Thursday, July 4, 2013

Summertime in the Garden

Thus far, our 2013 garden has been amazing! This is the sixth year that the garden has been in this location, and it has been the best year we have had so far. The fewest bug problems, the fewest disease problems, and some of the best plant growth we have had. We did lose most of the onions and a number of our summer squash plants (the latter to insects we believe), and earlier in the year during planting time, had poor germination of the melons, zucchini, beans, and cucumbers so we've had to make second (and sometimes third and fourth!) plantings of those. Other than that, though, everything is doing so well!

An 'areial' view of the garden :) . . . and behind the garden, is the orchard and one of our beehives.
(the photo was taken from the 'tower' of our old swingset that my Dad had built back when my brother, sister and I were very young.)

The garden was planted late due to the late coming spring so we haven't started harvesting much from it, but there is the promise for abundant harvests before long.
This year I planted radishes underneath each of the cucumber trellises as I had read that they are a good pest deterrent and especially once they flower . . . thus far, they certainly seem to be, plus they are so pretty! And the bees and butterflies like them, too.

One of the cucumber plants climbing up the trellis

A view of both trellises . . . the near one didn't have any cucumbers come up on this side so Mom replanted them several days ago, and they're starting to come up now.

Basil that is ready to be harvested and dried

Our pepper plants are still small, but there are several good-sized peppers on them already!

A long (around 30') bed of carrots with parsnips in the foreground

Our celery plants are doing really well! We have around twenty-five of them and are hoping to enjoy the celery fresh and be able to freeze a bunch as well


 Our cabbage plants were hit hard by the cabbage worms this year. Usually we spray the plants with an organic spray (Thuricide) which takes care of the caterpillars, but that needed to be done while I was in the hospital so the plants got rather bug eaten. At least we have a few heads (such as the one above) that we'll be able to harvest!

This idea is working so far! Pole beans running up the tepee trellis, lettuce planted inside, and nasturtiums as a pest deterrent planted around the beans.

Lettuce inside the pole bean tepee trellis

A Lemon Yellow Squash . . . a new heirloom variety that we are trying this year as it is supposed to be pest tolerant. So far, it is the only squash variety we have had this year that we haven't lost a plant of! 

Two rows of Mangel Beets (for the goats and chickens), tomatoes on the back left and Crookneck yellow squash on the back right

We planted a tri-color mix of snap beans and only a few plants came up (due to one of the wet cold snaps we had early in the spring), but they have been fun as the flowers and beans are purple!

Sunflowers :) . . . planted just for the pleasure of their flowers and for the birds

The back of the garden . . . yellow squash in the foreground, then the mangel beets, potatoes, and more yellow squash. To the right, in the barer spot, is where the melons are . . . it won't be long before that will be filled in!

I love morning sunlight in the garden :)

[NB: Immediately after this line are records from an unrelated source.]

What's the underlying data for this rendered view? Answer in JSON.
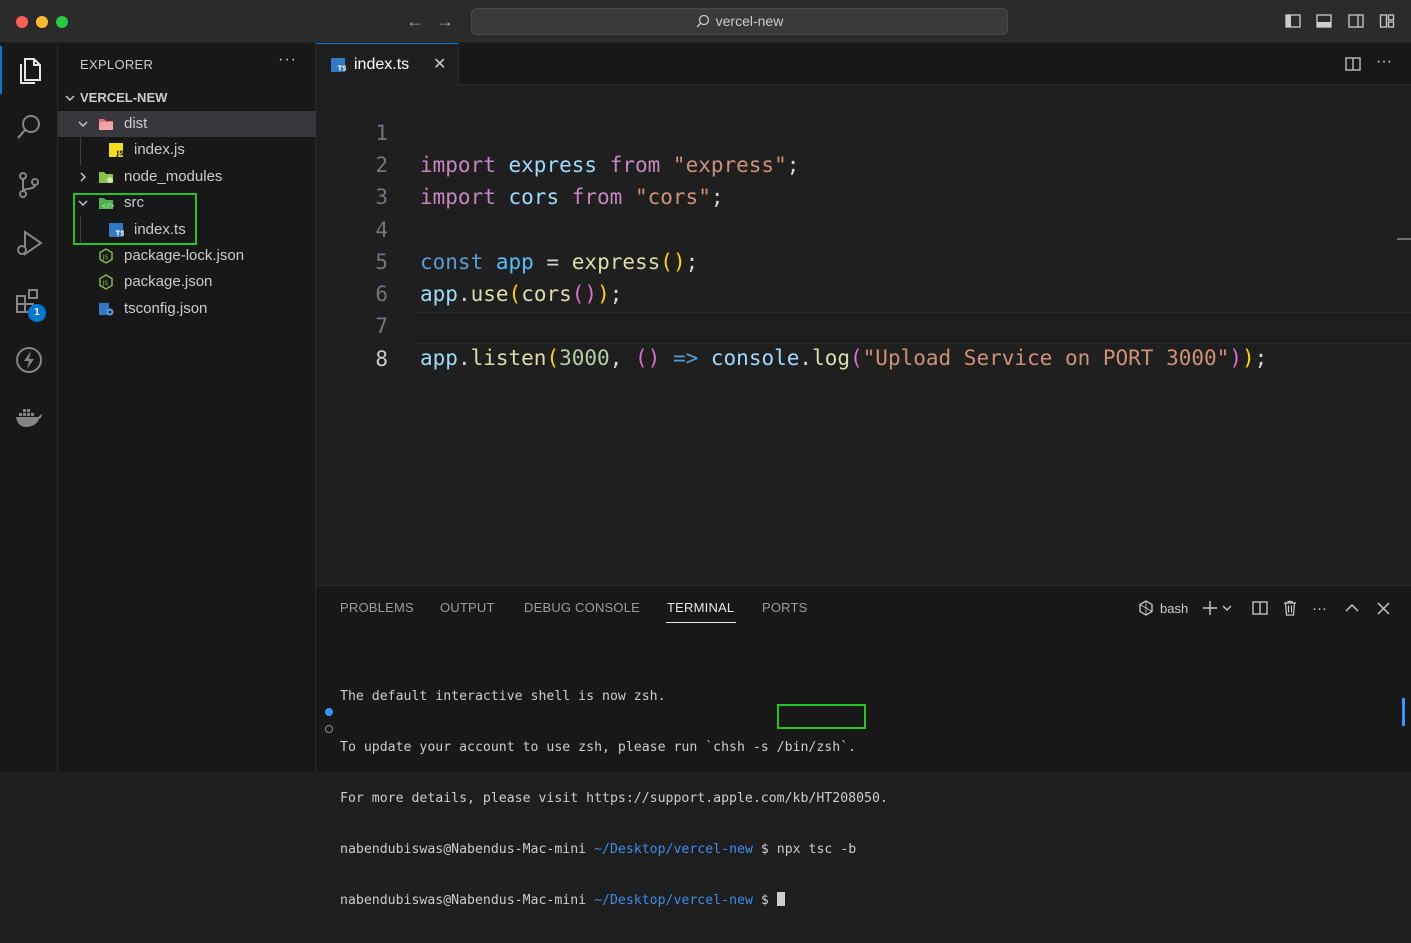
{
  "window": {
    "search_text": "vercel-new",
    "nav_back_icon": "arrow-left-icon",
    "nav_forward_icon": "arrow-right-icon"
  },
  "activity_bar": {
    "items": [
      "explorer",
      "search",
      "source-control",
      "run-and-debug",
      "extensions",
      "thunder-client",
      "docker"
    ],
    "extensions_badge": "1"
  },
  "sidebar": {
    "title": "EXPLORER",
    "more": "···",
    "root": "VERCEL-NEW",
    "tree": [
      {
        "label": "dist",
        "type": "folder",
        "expanded": true
      },
      {
        "label": "index.js",
        "type": "js"
      },
      {
        "label": "node_modules",
        "type": "folder",
        "expanded": false
      },
      {
        "label": "src",
        "type": "folder",
        "expanded": true
      },
      {
        "label": "index.ts",
        "type": "ts"
      },
      {
        "label": "package-lock.json",
        "type": "json"
      },
      {
        "label": "package.json",
        "type": "json"
      },
      {
        "label": "tsconfig.json",
        "type": "tsconfig"
      }
    ]
  },
  "editor": {
    "tab_label": "index.ts",
    "tab_close": "✕",
    "line_numbers": [
      "1",
      "2",
      "3",
      "4",
      "5",
      "6",
      "7",
      "8"
    ],
    "current_line": "8",
    "lines": [
      "import express from \"express\";",
      "import cors from \"cors\";",
      "",
      "const app = express();",
      "app.use(cors());",
      "",
      "app.listen(3000, () => console.log(\"Upload Service on PORT 3000\"));",
      ""
    ]
  },
  "panel": {
    "tabs": [
      "PROBLEMS",
      "OUTPUT",
      "DEBUG CONSOLE",
      "TERMINAL",
      "PORTS"
    ],
    "active_tab": "TERMINAL",
    "shell_name": "bash",
    "terminal": {
      "messages": [
        "The default interactive shell is now zsh.",
        "To update your account to use zsh, please run `chsh -s /bin/zsh`.",
        "For more details, please visit https://support.apple.com/kb/HT208050."
      ],
      "user_host": "nabendubiswas@Nabendus-Mac-mini",
      "path": "~/Desktop/vercel-new",
      "prompt_symbol": "$",
      "command": "npx tsc -b"
    }
  },
  "colors": {
    "highlight_box": "#22c322",
    "accent": "#0078d4",
    "editor_bg": "#1f1f1f"
  }
}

Swiss Chard

More tomatoes! These are not in the main garden, and they are all colorful heirloom varieties which are a lot of fun to grow!

 Blueberries . . . we've been able to harvest quite a few of these and have been enjoying them fresh and have put a lot up in the freezer to be used later.

This is our first year to have apples on our trees! We don't have many, but we're hoping the few we do have will make it to harvest time.

We have a few peaches on our trees as well. Thanks to last fall's major hail storm, the trees needed to be heavily pruned as they were so badly damaged, hence, the crop this year is a lot smaller than it would have been otherwise. We're thankful that we have at least some, though!

The next photo isn't anything garden related :), but while I was photographing in the garden this morning, Leah brought our two orphan Boer kids out to the dairy goat pen for the day (they spend the night in the barn and the day out with the Alpines) so I snapped this photo of them . . .  

Both these girls are so sweet!

In other garden news, the overwintered kale that went to seed is ready to harvest seed from now . . .


I have been able to harvest a lot of seed so far (and there is still a lot more out there) so we should be able to plant a large crop of kale from our own seed this fall!

So there's a garden update! Mom has done an amazing job getting things cleaned up and mulched, and it is exciting to see how well it is doing so far. Now the harvesting is just around the corner, and we're all looking forward to that!


And as a little update on myself . . . since stopping the antibiotic last week, I haven't regressed, but am continuing to improve! We are so thankful to the Lord for that! There was one day (this past Sunday) that was a little bit concerning at first as I started having strange sensations in my legs and walking felt a bit strange. But then by Monday morning, they had dissipated and I found that going down the stairs was much easier for me and my legs were more coordinated, too! (Going down stairs has been the most difficult thing for me to do physically since coming home.) So . . . we think the 'strange sensations' were, in unscientific terms :), nerves reconnecting and muscles 'waking up' again. Another step forward! Day by day I am getting stronger and am able to do quite a bit more now . . . like beehive inspections with Dad this week and helping with the animal chores some now, too. Thank you all again for praying for me!